World

Kidnapping Epidemic In Mexico Leads To Online Movement Spearheaded By Bereaved Parents

| by Robert Fowler
Mexican Police.Mexican Police.

In response to the epidemic of kidnapped girls, an online movement has emerged in Mexico, comprised of bereaved parents who are fed up with government inaction. In an expose released on Sept. 14, BBC News explores the tragically high number of Mexican girls kidnapped by human traffickers, and the parents who are raising awareness online. 

The statistics are shocking: In 2011 and 2012, 1,238 women were reported missing in Mexico State alone, 53 percent under the age of 17. Mexico State is in south-central Mexico and has been a hotbed for female abductions, perpetrated by human traffickers and petty criminals seeking to extort families. 

Many of the kidnapped women meet grisly fates, 2,228 turning up dead in Mexico State in the past decade, according to BBC. 

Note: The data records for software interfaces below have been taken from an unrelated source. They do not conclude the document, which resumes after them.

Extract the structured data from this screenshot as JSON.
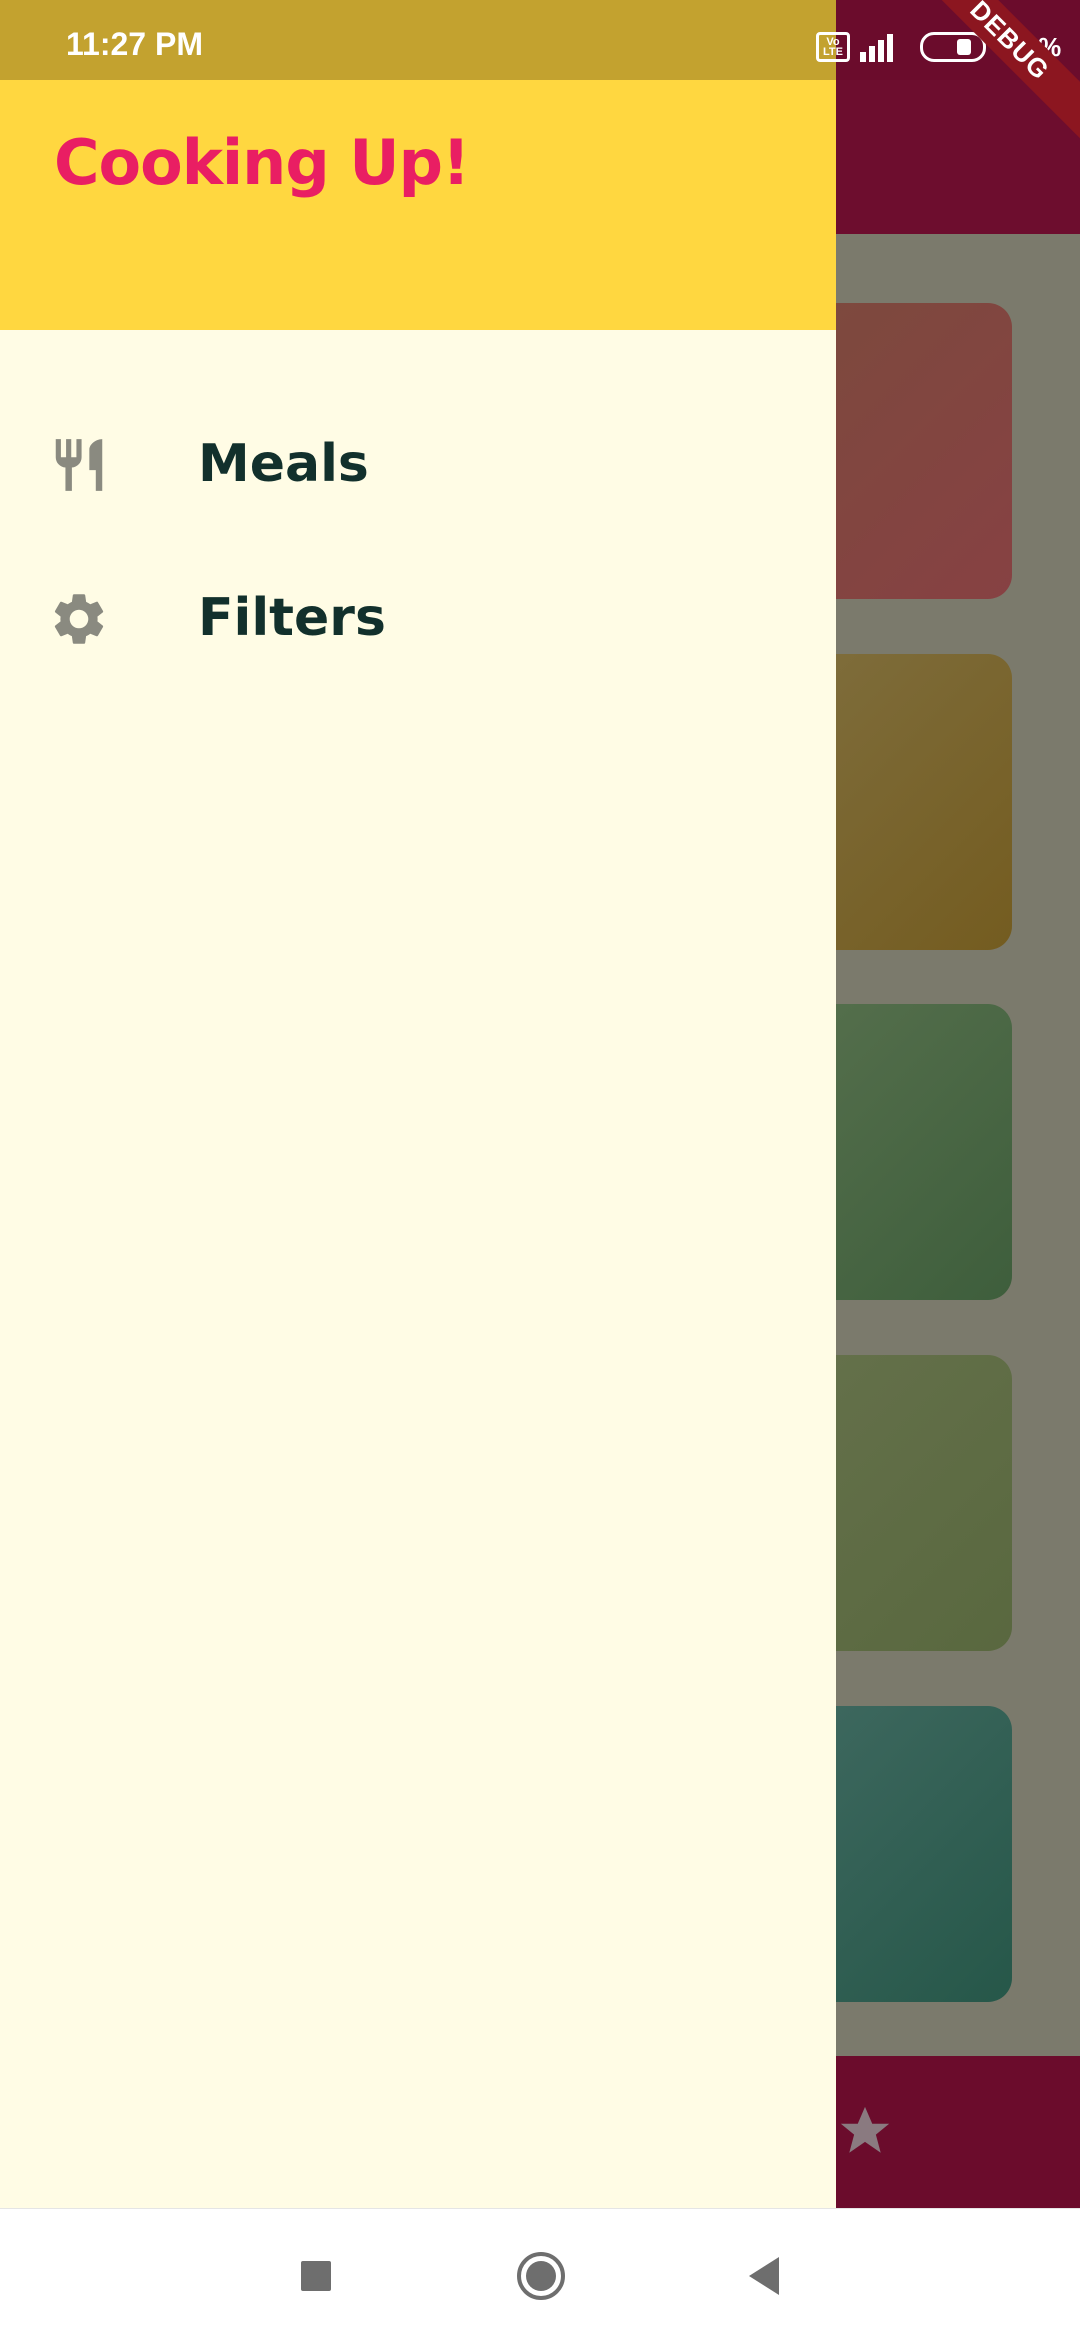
{
  "status_bar": {
    "time": "11:27 PM",
    "network_badge": "Vo LTE",
    "battery_label": "69 %",
    "debug_banner": "DEBUG"
  },
  "drawer": {
    "title": "Cooking Up!",
    "items": [
      {
        "label": "Meals",
        "icon": "restaurant-icon"
      },
      {
        "label": "Filters",
        "icon": "settings-icon"
      }
    ]
  },
  "colors": {
    "header": "#ffd740",
    "title": "#e91e63",
    "drawer_bg": "#fffce5",
    "label": "#12302c",
    "app_bar": "#6d0d2e"
  },
  "nav_bar": {
    "buttons": [
      "recents-icon",
      "home-icon",
      "back-icon"
    ]
  }
}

One infamous case was Tehuacan teenager Isarve Cano Vargas, who in May 2015 was abducted by three men who demanded $130,000 for her safe return. Her family paid the ransom, but the abductors had already murdered Vargas and dumped her body in the city of Coxcatlan, reports Daily Mail. 

Popular Video

This judge looked an inmate square in the eyes and did something that left the entire courtroom in tears:

Another infamous incident occurred in August 2013, when Mexican authorities discovered a mass grave filled with five missing teenage girls 30 miles outside of Mexico City, according to Time. 

According to BBC, parents whose daughters have been stolen are no longer leaving their fates to officials. Two of the most prominent activists are Elizabeth and Alejandro, whose daughter Karen — her name changed to protect her identity — was kidnapped in April 2013, when was 14. 

Elizabeth and Alejandro identified their daughter’s kidnapper after combing through her social media and started an online movement to have her found. Karen’s kidnapper was spooked by the publicity and dropped the girl off at a bus terminal. 

Karen, who was lured by the promise of a music career in New York by her kidnapper, was initially angry with her parents. To educate their daughter on the danger she was in, they took her to an awareness conference, where Elizabeth says her daughter went in “as one girl and came back another.”

Elizabeth and Alejandro now work to help other parents find their daughters through social media, BBC reports. The online public outcry has pressured Mexico State governor Eruviel Avila Villegas to issue a “gender alert,” requiring police to investigate violence towards women and work on solutions. 

BBC reports Elizabeth and Alejandro have so far helped 21 families reunite with their children.

Sources: BBC News, Daily MailTime / Photo credit: Wikimedia Commons, Drake Sprague/Flickr